For the design of the longitudinal tension reinforcement, the effective depth of a section, d is defined as the distance from the extreme concrete fiber in compression to the center of gravity of the longitudinal tension reinforcement.

For the design of the longitudinal compression reinforcement, the effective depth in compression, d2 is defined as the distance from the extreme fiber in compression to the center of gravity of the longitudinal compression reinforcement.

The effective depth of section in a concrete beam is defined as the distance from the extreme compression fiber to the centroid of the tensile reinforcement. It is used in the design of the beam to determine the amount of flexural reinforcement required.

## The effective depth of section is calculated using the following equation:

`d = d' - kd`

**where:**

- d is the effective depth of section
- dâ€™ is the overall depth of the beam
- k is a coefficient that depends on the type of loading and the reinforcement ratio
- d is the depth of the neutral axis

The value of k can be found in the ACI 318-19 code. For a beam with a uniformly distributed load and a reinforcement ratio of 0.01, the value of k is 0.9.

For example, consider a beam with an overall depth of 600 mm (24 in.), a reinforcement ratio of 0.01, and a uniformly distributed load. The effective depth of section would be calculated as follows:

`d = 600 mm - 0.9 * 600 mm = 480 mm`

This means that the tensile reinforcement in the beam must be able to resist the bending moment over a depth of 480 mm.

The effective depth of section is an important factor in the design of concrete beams. It is used to determine the amount of flexural reinforcement required and to ensure the safety of the beam.

## Here are some factors that can affect the effective depth of section:

- The type of loading on the beam
- The reinforcement ratio
- The concrete strength
- The size and shape of the beam
- The presence of any other structural elements in the beam

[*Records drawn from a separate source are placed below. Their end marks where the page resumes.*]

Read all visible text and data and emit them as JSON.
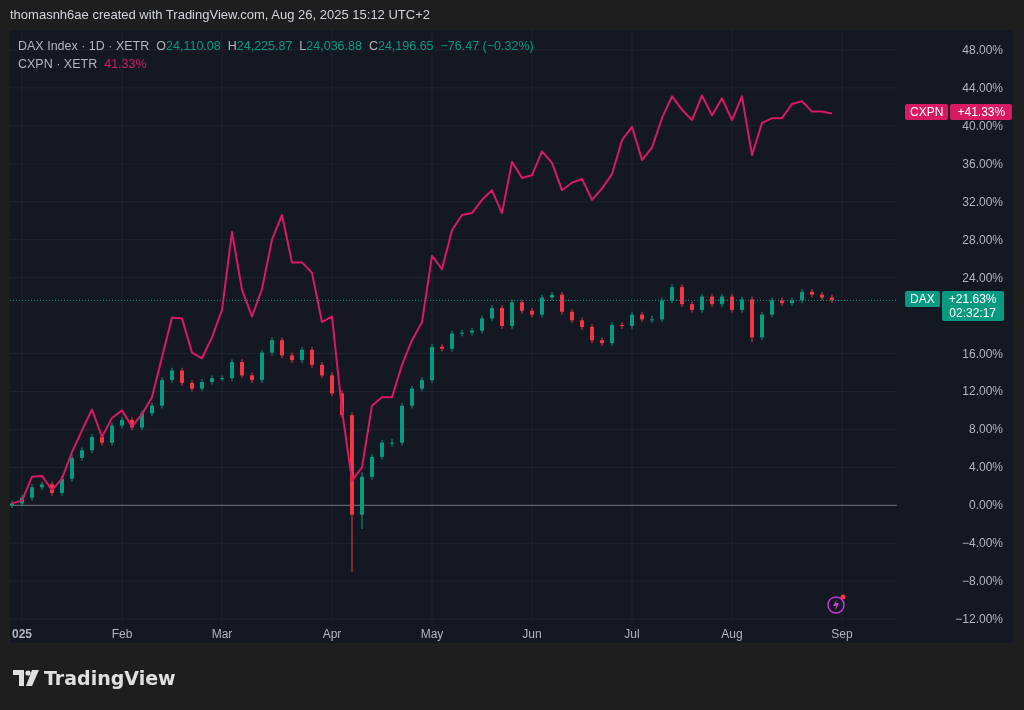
{
  "header": {
    "text": "thomasnh6ae created with TradingView.com, Aug 26, 2025 15:12 UTC+2"
  },
  "legend": [
    {
      "symbol": "DAX Index · 1D · XETR",
      "fields": [
        {
          "key": "O",
          "value": "24,110.08"
        },
        {
          "key": "H",
          "value": "24,225.87"
        },
        {
          "key": "L",
          "value": "24,036.88"
        },
        {
          "key": "C",
          "value": "24,196.65"
        }
      ],
      "change": "−76.47 (−0.32%)"
    },
    {
      "symbol": "CXPN · XETR",
      "change": "41.33%"
    }
  ],
  "chart_data": {
    "type": "candlestick",
    "grid": true,
    "ref_lines": [
      {
        "axis": "y",
        "value": 21.6,
        "color": "#089981"
      }
    ],
    "categories": [
      null,
      "025",
      null,
      null,
      null,
      null,
      null,
      null,
      null,
      null,
      null,
      "Feb",
      null,
      null,
      null,
      null,
      null,
      null,
      null,
      null,
      null,
      "Mar",
      null,
      null,
      null,
      null,
      null,
      null,
      null,
      null,
      null,
      null,
      "Apr",
      null,
      null,
      null,
      null,
      null,
      null,
      null,
      null,
      null,
      "May",
      null,
      null,
      null,
      null,
      null,
      null,
      null,
      null,
      null,
      "Jun",
      null,
      null,
      null,
      null,
      null,
      null,
      null,
      null,
      null,
      "Jul",
      null,
      null,
      null,
      null,
      null,
      null,
      null,
      null,
      null,
      "Aug",
      null,
      null,
      null,
      null,
      null,
      null,
      null,
      null,
      null,
      null,
      "Sep",
      null,
      null,
      null,
      null,
      null
    ],
    "ohlc": [
      [
        0,
        0.5,
        -0.3,
        0.2
      ],
      [
        0.2,
        1.1,
        -0.1,
        0.8
      ],
      [
        0.8,
        2.2,
        0.5,
        1.9
      ],
      [
        1.9,
        2.5,
        1.6,
        2.2
      ],
      [
        2.2,
        2.5,
        1.0,
        1.3
      ],
      [
        1.3,
        3.1,
        1.0,
        2.8
      ],
      [
        2.8,
        5.3,
        2.5,
        5.0
      ],
      [
        5.0,
        6.1,
        4.7,
        5.8
      ],
      [
        5.8,
        7.5,
        5.5,
        7.2
      ],
      [
        7.2,
        7.5,
        6.3,
        6.6
      ],
      [
        6.6,
        8.7,
        6.3,
        8.4
      ],
      [
        8.4,
        9.3,
        8.1,
        9.0
      ],
      [
        9.0,
        9.3,
        7.9,
        8.2
      ],
      [
        8.2,
        10.0,
        7.9,
        9.7
      ],
      [
        9.7,
        10.8,
        9.4,
        10.5
      ],
      [
        10.5,
        13.5,
        10.2,
        13.2
      ],
      [
        13.2,
        14.5,
        12.9,
        14.2
      ],
      [
        14.2,
        14.5,
        12.6,
        12.9
      ],
      [
        12.9,
        13.2,
        12.0,
        12.3
      ],
      [
        12.3,
        13.3,
        12.0,
        13.0
      ],
      [
        13.0,
        13.7,
        12.7,
        13.4
      ],
      [
        13.4,
        13.7,
        13.1,
        13.4
      ],
      [
        13.4,
        15.4,
        13.1,
        15.1
      ],
      [
        15.1,
        15.4,
        13.4,
        13.7
      ],
      [
        13.7,
        14.0,
        12.9,
        13.2
      ],
      [
        13.2,
        16.4,
        12.9,
        16.1
      ],
      [
        16.1,
        17.7,
        15.8,
        17.4
      ],
      [
        17.4,
        17.7,
        15.5,
        15.8
      ],
      [
        15.8,
        16.1,
        15.0,
        15.3
      ],
      [
        15.3,
        16.7,
        15.0,
        16.4
      ],
      [
        16.4,
        16.7,
        14.5,
        14.8
      ],
      [
        14.8,
        15.1,
        13.4,
        13.7
      ],
      [
        13.7,
        14.0,
        11.5,
        11.8
      ],
      [
        11.8,
        12.1,
        9.2,
        9.5
      ],
      [
        9.5,
        9.8,
        -7.0,
        -1.0
      ],
      [
        -1.0,
        3.5,
        -2.5,
        3.0
      ],
      [
        3.0,
        5.4,
        2.7,
        5.1
      ],
      [
        5.1,
        6.9,
        4.8,
        6.6
      ],
      [
        6.6,
        7.0,
        6.2,
        6.6
      ],
      [
        6.6,
        10.8,
        6.3,
        10.5
      ],
      [
        10.5,
        12.6,
        10.2,
        12.3
      ],
      [
        12.3,
        13.5,
        12.0,
        13.2
      ],
      [
        13.2,
        17.0,
        12.9,
        16.7
      ],
      [
        16.7,
        17.0,
        16.2,
        16.5
      ],
      [
        16.5,
        18.4,
        16.2,
        18.1
      ],
      [
        18.1,
        18.5,
        17.8,
        18.2
      ],
      [
        18.2,
        18.7,
        17.9,
        18.4
      ],
      [
        18.4,
        20.0,
        18.1,
        19.7
      ],
      [
        19.7,
        21.1,
        19.4,
        20.8
      ],
      [
        20.8,
        21.1,
        18.6,
        18.9
      ],
      [
        18.9,
        21.7,
        18.6,
        21.4
      ],
      [
        21.4,
        21.7,
        20.2,
        20.5
      ],
      [
        20.5,
        20.8,
        19.8,
        20.1
      ],
      [
        20.1,
        22.2,
        19.8,
        21.9
      ],
      [
        21.9,
        22.5,
        21.6,
        22.2
      ],
      [
        22.2,
        22.5,
        20.1,
        20.4
      ],
      [
        20.4,
        20.7,
        19.2,
        19.5
      ],
      [
        19.5,
        19.8,
        18.5,
        18.8
      ],
      [
        18.8,
        19.1,
        17.1,
        17.4
      ],
      [
        17.4,
        17.7,
        16.8,
        17.1
      ],
      [
        17.1,
        19.3,
        16.8,
        19.0
      ],
      [
        19.0,
        19.3,
        18.6,
        18.9
      ],
      [
        18.9,
        20.4,
        18.6,
        20.1
      ],
      [
        20.1,
        20.4,
        19.3,
        19.6
      ],
      [
        19.6,
        20.0,
        19.2,
        19.6
      ],
      [
        19.6,
        21.9,
        19.3,
        21.6
      ],
      [
        21.6,
        23.3,
        21.3,
        23.0
      ],
      [
        23.0,
        23.3,
        20.9,
        21.2
      ],
      [
        21.2,
        21.5,
        20.3,
        20.6
      ],
      [
        20.6,
        22.3,
        20.3,
        22.0
      ],
      [
        22.0,
        22.3,
        20.9,
        21.2
      ],
      [
        21.2,
        22.3,
        20.9,
        22.0
      ],
      [
        22.0,
        22.3,
        20.3,
        20.6
      ],
      [
        20.6,
        22.0,
        20.3,
        21.7
      ],
      [
        21.7,
        22.0,
        17.2,
        17.7
      ],
      [
        17.7,
        20.4,
        17.4,
        20.1
      ],
      [
        20.1,
        21.9,
        19.8,
        21.6
      ],
      [
        21.6,
        21.9,
        21.0,
        21.3
      ],
      [
        21.3,
        21.9,
        21.0,
        21.6
      ],
      [
        21.6,
        22.8,
        21.3,
        22.5
      ],
      [
        22.5,
        22.8,
        21.9,
        22.2
      ],
      [
        22.2,
        22.5,
        21.6,
        21.9
      ],
      [
        21.9,
        22.2,
        21.3,
        21.6
      ],
      null,
      null,
      null,
      null,
      null,
      null
    ],
    "series": [
      {
        "name": "CXPN",
        "type": "line",
        "color": "#d81b60",
        "values": [
          0.2,
          0.5,
          3.0,
          3.1,
          1.6,
          2.8,
          5.6,
          7.9,
          10.1,
          7.2,
          9.2,
          10.0,
          8.3,
          9.6,
          11.4,
          15.6,
          19.8,
          19.7,
          16.1,
          15.5,
          17.7,
          20.6,
          28.8,
          22.7,
          19.9,
          22.8,
          28.0,
          30.6,
          25.6,
          25.6,
          24.5,
          19.3,
          19.9,
          10.0,
          2.6,
          4.0,
          10.5,
          11.4,
          11.4,
          14.8,
          17.4,
          19.3,
          26.3,
          24.9,
          29.0,
          30.6,
          30.8,
          32.2,
          33.2,
          30.8,
          36.2,
          34.5,
          34.8,
          37.3,
          36.1,
          33.2,
          34.0,
          34.4,
          32.2,
          33.4,
          34.9,
          38.5,
          39.9,
          36.4,
          37.7,
          40.8,
          43.1,
          41.7,
          40.6,
          43.2,
          41.1,
          42.9,
          40.6,
          43.1,
          36.9,
          40.3,
          40.8,
          40.8,
          42.3,
          42.6,
          41.5,
          41.5,
          41.3,
          null,
          null,
          null,
          null,
          null,
          null
        ]
      }
    ],
    "ylim": [
      -12.3,
      50.1
    ],
    "yticks": [
      {
        "value": 48,
        "label": "48.00%"
      },
      {
        "value": 44,
        "label": "44.00%"
      },
      {
        "value": 40,
        "label": "40.00%"
      },
      {
        "value": 36,
        "label": "36.00%"
      },
      {
        "value": 32,
        "label": "32.00%"
      },
      {
        "value": 28,
        "label": "28.00%"
      },
      {
        "value": 24,
        "label": "24.00%"
      },
      {
        "value": 16,
        "label": "16.00%"
      },
      {
        "value": 12,
        "label": "12.00%"
      },
      {
        "value": 8,
        "label": "8.00%"
      },
      {
        "value": 4,
        "label": "4.00%"
      },
      {
        "value": 0,
        "label": "0.00%"
      },
      {
        "value": -4,
        "label": "−4.00%"
      },
      {
        "value": -8,
        "label": "−8.00%"
      },
      {
        "value": -12,
        "label": "−12.00%"
      }
    ]
  },
  "price_tags": [
    {
      "value": "+41.33%"
    },
    {
      "label": "DAX",
      "value": "+21.63%",
      "countdown": "02:32:17"
    }
  ],
  "footer": {
    "brand": "TradingView"
  }
}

If you are unsure about the effective depth of section for a particular beam, it is always best to consult with a structural engineer.